Peter’s brothers and sisters were not really interested in hearing Peter’s interpretation of what the arrangement was in relation to the house. They adopted the rigid position that the house was owned by their father and formed a part of his estate to be distributed in accordance with his Will. The Will of Peter’s father simply said, “I give the whole of my estate to be divided equally between my children.”   (He had meant to fix that up given the agreement he had with Peter but never got around to it.) Peter and Carol claimed the house was theirs but there was little evidence to support their claim as they only had a verbal agreement.

The moral of this story is to document what it is you intend when providing financial assistance or purchasing property.

What is clear now may not be clear to your estate after you have passed on or if there is a dispute and evidence is required.   Sometimes the only evidence needed is a simple deed or agreement that is properly drawn up and correctly witnessed.   It is a type of insurance policy to have this in place and avoid the risk of a court case which may cost a hundred times more than the simple agreement being drawn up.

Clear documentation of family arrangements and intentions will remove argument and discontent and may protect assets from being claimed or taken away and prevent expensive court cases.

(c) Maria Rigoli

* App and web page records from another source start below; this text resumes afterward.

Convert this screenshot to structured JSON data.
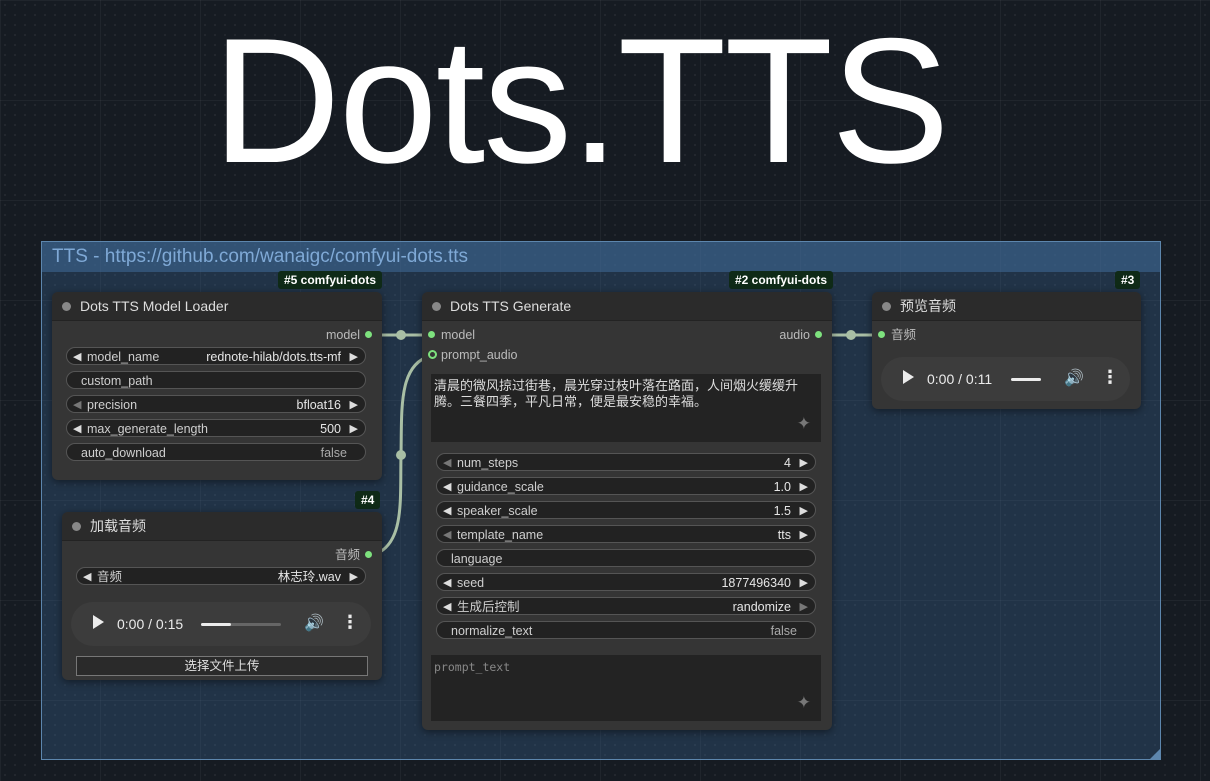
{
  "title": "Dots.TTS",
  "group": {
    "title": "TTS - https://github.com/wanaigc/comfyui-dots.tts"
  },
  "loader": {
    "badge": "#5 comfyui-dots",
    "title": "Dots TTS Model Loader",
    "output": "model",
    "widgets": [
      {
        "label": "model_name",
        "value": "rednote-hilab/dots.tts-mf"
      },
      {
        "label": "custom_path",
        "value": ""
      },
      {
        "label": "precision",
        "value": "bfloat16"
      },
      {
        "label": "max_generate_length",
        "value": "500"
      },
      {
        "label": "auto_download",
        "value": "false"
      }
    ]
  },
  "load_audio": {
    "badge": "#4",
    "title": "加载音频",
    "output": "音频",
    "widget": {
      "label": "音频",
      "value": "林志玲.wav"
    },
    "player": {
      "time": "0:00 / 0:15",
      "progress": 0.38
    },
    "upload_label": "选择文件上传"
  },
  "generate": {
    "badge": "#2 comfyui-dots",
    "title": "Dots TTS Generate",
    "inputs": [
      "model",
      "prompt_audio"
    ],
    "output": "audio",
    "text": "清晨的微风掠过街巷，晨光穿过枝叶落在路面，人间烟火缓缓升腾。三餐四季，平凡日常，便是最安稳的幸福。",
    "widgets": [
      {
        "label": "num_steps",
        "value": "4"
      },
      {
        "label": "guidance_scale",
        "value": "1.0"
      },
      {
        "label": "speaker_scale",
        "value": "1.5"
      },
      {
        "label": "template_name",
        "value": "tts"
      },
      {
        "label": "language",
        "value": ""
      },
      {
        "label": "seed",
        "value": "1877496340"
      },
      {
        "label": "生成后控制",
        "value": "randomize"
      },
      {
        "label": "normalize_text",
        "value": "false"
      }
    ],
    "prompt_text_placeholder": "prompt_text"
  },
  "preview": {
    "badge": "#3",
    "title": "预览音频",
    "input": "音频",
    "player": {
      "time": "0:00 / 0:11",
      "progress": 0
    }
  },
  "colors": {
    "port": "#7ee27e",
    "link": "#a9bfa5",
    "badge_bg": "#0f2a17"
  }
}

Maria Rigoli is the principal and founder of Rigoli Lawyers which is a specialist law practice accredited by the Law Institute of Victoria. Maria has over 23 years of experience as a lawyer and her specialty areas are complex family law property disputes, business, superannuation death benefits, and inheritance disputes. Maria is also an Accredited Family Law Specialist and a barrister and solicitor of the Supreme Court of Victoria and High Court of Australia and is also an expert author.

Where do I stand?

Book a call to talk to a lawyer.

We have five lawyers with experience in many areas including commercial law, criminal law, deceased estates, family law,  business law and all court matters.

You can also get your legal guide from www.rigolilawyers.com.au


As of 31 March 2023, Rigoli Lawyers was acquired by Michael Benjamin & Associates and many staff and clients joined the team at Michael Benjamin & Associates. Rigoli Lawyers is now incorporated within Michael Benjamin & Associates.